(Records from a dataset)
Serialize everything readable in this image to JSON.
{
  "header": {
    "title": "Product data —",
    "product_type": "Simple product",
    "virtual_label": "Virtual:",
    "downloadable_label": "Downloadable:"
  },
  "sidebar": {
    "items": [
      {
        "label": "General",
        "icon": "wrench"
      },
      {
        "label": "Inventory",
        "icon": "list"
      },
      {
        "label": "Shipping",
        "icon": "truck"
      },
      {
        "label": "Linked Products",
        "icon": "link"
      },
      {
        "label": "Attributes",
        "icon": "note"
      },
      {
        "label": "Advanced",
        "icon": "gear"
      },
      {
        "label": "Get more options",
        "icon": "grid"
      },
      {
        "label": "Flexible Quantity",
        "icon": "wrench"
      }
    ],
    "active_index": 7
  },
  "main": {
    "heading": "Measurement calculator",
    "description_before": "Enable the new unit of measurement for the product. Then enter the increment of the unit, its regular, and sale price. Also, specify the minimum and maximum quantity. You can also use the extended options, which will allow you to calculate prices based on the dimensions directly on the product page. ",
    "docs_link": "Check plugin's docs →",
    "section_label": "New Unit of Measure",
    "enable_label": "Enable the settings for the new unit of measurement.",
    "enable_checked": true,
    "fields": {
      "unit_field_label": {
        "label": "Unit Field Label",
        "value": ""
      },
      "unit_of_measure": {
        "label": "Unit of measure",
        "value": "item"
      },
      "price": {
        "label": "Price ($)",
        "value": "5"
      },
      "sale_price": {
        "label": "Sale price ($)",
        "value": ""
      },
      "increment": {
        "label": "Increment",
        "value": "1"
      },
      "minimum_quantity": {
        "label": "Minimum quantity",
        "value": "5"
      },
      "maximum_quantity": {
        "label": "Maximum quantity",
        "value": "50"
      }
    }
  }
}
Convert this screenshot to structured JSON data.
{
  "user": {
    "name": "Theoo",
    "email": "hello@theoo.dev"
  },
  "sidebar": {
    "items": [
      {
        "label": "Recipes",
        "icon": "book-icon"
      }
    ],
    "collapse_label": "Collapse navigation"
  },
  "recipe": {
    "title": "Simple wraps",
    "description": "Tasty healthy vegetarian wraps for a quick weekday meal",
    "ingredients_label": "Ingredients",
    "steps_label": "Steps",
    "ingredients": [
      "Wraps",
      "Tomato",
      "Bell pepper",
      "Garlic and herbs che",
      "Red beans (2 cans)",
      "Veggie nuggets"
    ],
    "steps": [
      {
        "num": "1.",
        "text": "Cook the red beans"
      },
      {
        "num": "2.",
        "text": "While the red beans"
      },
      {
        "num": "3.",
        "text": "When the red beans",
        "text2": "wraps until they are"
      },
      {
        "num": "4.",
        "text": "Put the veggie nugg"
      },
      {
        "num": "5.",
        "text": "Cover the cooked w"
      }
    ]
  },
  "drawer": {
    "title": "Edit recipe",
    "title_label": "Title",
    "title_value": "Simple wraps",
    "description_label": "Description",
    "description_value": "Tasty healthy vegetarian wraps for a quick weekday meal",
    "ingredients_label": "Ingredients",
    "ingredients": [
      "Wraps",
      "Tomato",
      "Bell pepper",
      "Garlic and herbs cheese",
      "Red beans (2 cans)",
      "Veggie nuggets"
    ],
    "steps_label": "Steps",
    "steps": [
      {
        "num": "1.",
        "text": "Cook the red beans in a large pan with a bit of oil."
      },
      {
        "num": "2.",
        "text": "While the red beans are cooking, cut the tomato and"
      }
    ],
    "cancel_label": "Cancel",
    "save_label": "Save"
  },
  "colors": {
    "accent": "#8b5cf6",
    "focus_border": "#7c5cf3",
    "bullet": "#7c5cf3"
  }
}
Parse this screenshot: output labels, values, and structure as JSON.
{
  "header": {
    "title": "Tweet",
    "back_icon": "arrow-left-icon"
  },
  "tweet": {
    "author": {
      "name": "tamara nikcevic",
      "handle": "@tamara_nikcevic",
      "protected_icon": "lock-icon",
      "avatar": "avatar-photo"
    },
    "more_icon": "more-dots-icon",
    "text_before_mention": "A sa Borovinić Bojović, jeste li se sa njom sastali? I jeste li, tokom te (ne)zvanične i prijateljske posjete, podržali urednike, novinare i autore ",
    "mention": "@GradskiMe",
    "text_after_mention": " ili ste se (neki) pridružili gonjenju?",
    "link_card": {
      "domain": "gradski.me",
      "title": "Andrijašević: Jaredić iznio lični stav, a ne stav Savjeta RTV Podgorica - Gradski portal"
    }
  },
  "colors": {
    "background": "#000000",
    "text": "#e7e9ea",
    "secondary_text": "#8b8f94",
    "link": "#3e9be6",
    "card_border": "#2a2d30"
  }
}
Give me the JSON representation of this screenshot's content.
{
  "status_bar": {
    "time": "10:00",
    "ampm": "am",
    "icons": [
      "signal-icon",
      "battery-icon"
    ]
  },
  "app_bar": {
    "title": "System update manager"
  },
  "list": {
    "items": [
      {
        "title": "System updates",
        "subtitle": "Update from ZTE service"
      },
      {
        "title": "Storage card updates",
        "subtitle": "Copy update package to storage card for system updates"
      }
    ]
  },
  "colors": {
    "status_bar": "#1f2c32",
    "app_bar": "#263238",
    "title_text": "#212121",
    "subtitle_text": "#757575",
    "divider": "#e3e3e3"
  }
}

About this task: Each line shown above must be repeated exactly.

Answer area:
Serialize everything readable in this image to JSON.
{
  "header": {
    "title": "Product data —",
    "product_type": "Simple product",
    "virtual_label": "Virtual:",
    "downloadable_label": "Downloadable:"
  },
  "sidebar": {
    "items": [
      {
        "label": "General",
        "icon": "wrench"
      },
      {
        "label": "Inventory",
        "icon": "list"
      },
      {
        "label": "Shipping",
        "icon": "truck"
      },
      {
        "label": "Linked Products",
        "icon": "link"
      },
      {
        "label": "Attributes",
        "icon": "note"
      },
      {
        "label": "Advanced",
        "icon": "gear"
      },
      {
        "label": "Get more options",
        "icon": "grid"
      },
      {
        "label": "Flexible Quantity",
        "icon": "wrench"
      }
    ],
    "active_index": 7
  },
  "main": {
    "heading": "Measurement calculator",
    "description_before": "Enable the new unit of measurement for the product. Then enter the increment of the unit, its regular, and sale price. Also, specify the minimum and maximum quantity. You can also use the extended options, which will allow you to calculate prices based on the dimensions directly on the product page. ",
    "docs_link": "Check plugin's docs →",
    "section_label": "New Unit of Measure",
    "enable_label": "Enable the settings for the new unit of measurement.",
    "enable_checked": true,
    "fields": {
      "unit_field_label": {
        "label": "Unit Field Label",
        "value": ""
      },
      "unit_of_measure": {
        "label": "Unit of measure",
        "value": "item"
      },
      "price": {
        "label": "Price ($)",
        "value": "5"
      },
      "sale_price": {
        "label": "Sale price ($)",
        "value": ""
      },
      "increment": {
        "label": "Increment",
        "value": "1"
      },
      "minimum_quantity": {
        "label": "Minimum quantity",
        "value": "5"
      },
      "maximum_quantity": {
        "label": "Maximum quantity",
        "value": "50"
      }
    }
  }
}
Convert this screenshot to structured JSON data.
{
  "user": {
    "name": "Theoo",
    "email": "hello@theoo.dev"
  },
  "sidebar": {
    "items": [
      {
        "label": "Recipes",
        "icon": "book-icon"
      }
    ],
    "collapse_label": "Collapse navigation"
  },
  "recipe": {
    "title": "Simple wraps",
    "description": "Tasty healthy vegetarian wraps for a quick weekday meal",
    "ingredients_label": "Ingredients",
    "steps_label": "Steps",
    "ingredients": [
      "Wraps",
      "Tomato",
      "Bell pepper",
      "Garlic and herbs che",
      "Red beans (2 cans)",
      "Veggie nuggets"
    ],
    "steps": [
      {
        "num": "1.",
        "text": "Cook the red beans"
      },
      {
        "num": "2.",
        "text": "While the red beans"
      },
      {
        "num": "3.",
        "text": "When the red beans",
        "text2": "wraps until they are"
      },
      {
        "num": "4.",
        "text": "Put the veggie nugg"
      },
      {
        "num": "5.",
        "text": "Cover the cooked w"
      }
    ]
  },
  "drawer": {
    "title": "Edit recipe",
    "title_label": "Title",
    "title_value": "Simple wraps",
    "description_label": "Description",
    "description_value": "Tasty healthy vegetarian wraps for a quick weekday meal",
    "ingredients_label": "Ingredients",
    "ingredients": [
      "Wraps",
      "Tomato",
      "Bell pepper",
      "Garlic and herbs cheese",
      "Red beans (2 cans)",
      "Veggie nuggets"
    ],
    "steps_label": "Steps",
    "steps": [
      {
        "num": "1.",
        "text": "Cook the red beans in a large pan with a bit of oil."
      },
      {
        "num": "2.",
        "text": "While the red beans are cooking, cut the tomato and"
      }
    ],
    "cancel_label": "Cancel",
    "save_label": "Save"
  },
  "colors": {
    "accent": "#8b5cf6",
    "focus_border": "#7c5cf3",
    "bullet": "#7c5cf3"
  }
}
Parse this screenshot: output labels, values, and structure as JSON.
{
  "header": {
    "title": "Tweet",
    "back_icon": "arrow-left-icon"
  },
  "tweet": {
    "author": {
      "name": "tamara nikcevic",
      "handle": "@tamara_nikcevic",
      "protected_icon": "lock-icon",
      "avatar": "avatar-photo"
    },
    "more_icon": "more-dots-icon",
    "text_before_mention": "A sa Borovinić Bojović, jeste li se sa njom sastali? I jeste li, tokom te (ne)zvanične i prijateljske posjete, podržali urednike, novinare i autore ",
    "mention": "@GradskiMe",
    "text_after_mention": " ili ste se (neki) pridružili gonjenju?",
    "link_card": {
      "domain": "gradski.me",
      "title": "Andrijašević: Jaredić iznio lični stav, a ne stav Savjeta RTV Podgorica - Gradski portal"
    }
  },
  "colors": {
    "background": "#000000",
    "text": "#e7e9ea",
    "secondary_text": "#8b8f94",
    "link": "#3e9be6",
    "card_border": "#2a2d30"
  }
}
Give me the JSON representation of this screenshot's content.
{
  "status_bar": {
    "time": "10:00",
    "ampm": "am",
    "icons": [
      "signal-icon",
      "battery-icon"
    ]
  },
  "app_bar": {
    "title": "System update manager"
  },
  "list": {
    "items": [
      {
        "title": "System updates",
        "subtitle": "Update from ZTE service"
      },
      {
        "title": "Storage card updates",
        "subtitle": "Copy update package to storage card for system updates"
      }
    ]
  },
  "colors": {
    "status_bar": "#1f2c32",
    "app_bar": "#263238",
    "title_text": "#212121",
    "subtitle_text": "#757575",
    "divider": "#e3e3e3"
  }
}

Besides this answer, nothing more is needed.